UNC Football: San Diego State Scouting Report


San Diego State’s home opener went according to script.  The Aztecs looked sharp, efficient, and consistent in their week one matchup against Northern Arizona.  The balanced offense and solid defense did not reveal any obvious flaws.

And unlike the Tar Heels, they didn’t need a spectacular surge of six turnovers in the second half to pull away on the scoreboard.

While it is still early in the season, team leaders and playmakers are emerging and player roles are quickly becoming established.  While the Tar Heels may still have a few minor problems to solve as a team, they at least have a good idea as to what to expect from their week two opponent.


Who? Quinn Kaehler

What about him? Quinn Kaehler’s week one stats were mediocre at best, but they didn’t need to be anything more.

Kaehler finished week one 18 for 29 with 205 yards and one touchdown.  He did a little bit of everything.  He threw the ball down the field, managed the game, and got the ball into the endzone.  While he did not have jaw-dropping numbers, he didn’t need to against a non-FBS opponent like Northern Arizona.

Last week’s performance seems to be the norm for Kaehler.  In 2013, he threw for 3,007 yards and 19 touchdowns.  The biggest threat he poses for the Tar Heels is that he is part of a multi-dimensional offense.  If the Heels can stop the Aztec ground game, Kaehler will have to make plays downfield – which will spell danger more for San Diego State than for North Carolina.

Running Backs

Who? Donnel Pumphrey, Chase Price

What about them?  Despite losing their leading rusher last year, the backfield still looks to be the most important part of the Aztec offense.

San Diego State relies on their running backs to make plays.  They draw attention from the defense, making the quarterback’s job easier.  They sustain drives and milk the clock, keeping their defense off the field.  And, most importantly, they make plays.

Donnel Pumphrey ran for an impressive 111 yards on 19 carries and two touchdowns in week one.  Back-up Chase Price added 41 yards and a touchdown.  What was most impressive was their ability to consistently scamper into the secondary of the defense and occasionally break free for 20-30 yards.

The Tar Heels only allowed 157 rushing yards against Liberty in week one, but will be facing a different monster in the Aztecs.  Stopping the run will be the Heels’ main focus coming into week two.

Wide Receiver

Who? Ezell Ruffin

What about him?  For this team, travelling on the ground is more efficient than through the air.

In some cases, receivers are the most dangerous players on the field.  In other cases, like for the Aztecs, they are just as good as their quarterback makes them.

Ezell Ruffin had 53 receiving yards and 4 receptions against Northern Arizona in week one.  Ruffin can make plays after the catch and is most effective when he has room to run.  While his stats were more or less unimpressive against an inferior opponent, Ruffin can be valuable as he is one of Kaehler’s favorite targets when San Diego State is forced to go to the air.  But as far as this season goes, we don’t exactly know what to expect from him.

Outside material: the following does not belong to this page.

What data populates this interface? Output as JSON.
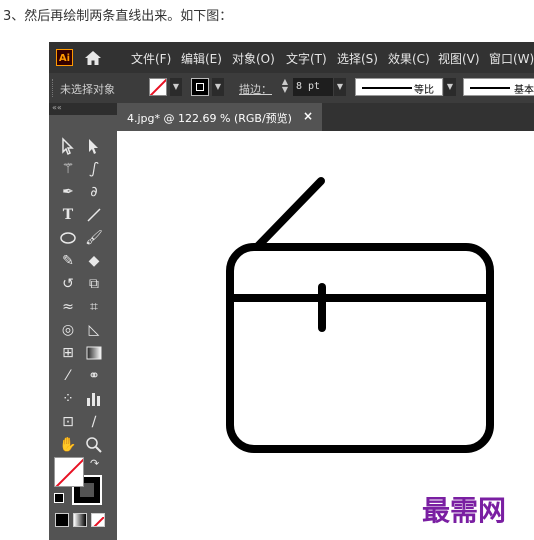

Defensive Secondary

Who? J.J. Whittaker

What about him? He is one of the few proven players among an untested group.

San Diego State only truly has one returning defensive back with game experience, and that is senior cornerback J.J. Whittaker. Whittaker can cause turnovers and shut down receivers.

As for the rest of the Aztec secondary, it is uncertain as what they can do.  Predominantly, this secondary should focus on not giving up big plays, and not blowing simple assignments.  Their defensive line will not be able to overcompensate if they make a mistake like in week one, as North Carolina is better than your average Mountain West opponent.

Defensive Linemen

Who? Dontrell Onuoha, Sam Meredith

What about them? While just about every position on defense has been in question, this defensive line has been steady.

The Aztecs only allowed 3.7 yards per carry in 2013, and a mere 3.4 yards a carry in week one.  In 2013, they consistently put pressure on the quarterback, and when they got to him, they met him with a huge hit.  If there is one thing to watch for from this defensive line, it would be there relentless physicality and big hits in the open field.

With a dynamic starting quarterback like Marquise Williams under center, however, the defensive line will not only need to be able to rush the quarterback, but also contain him.  Look for San Diego State to try to keep Williams in the pocket and avoid his dangerous scrambling ability.


A team’s capabilities are not fully revealed after one week.  While the Tar Heels are labeled as explosive and fast and the Aztecs are consistent and solid, they are both unproven, and look forward to their respective tests in week two.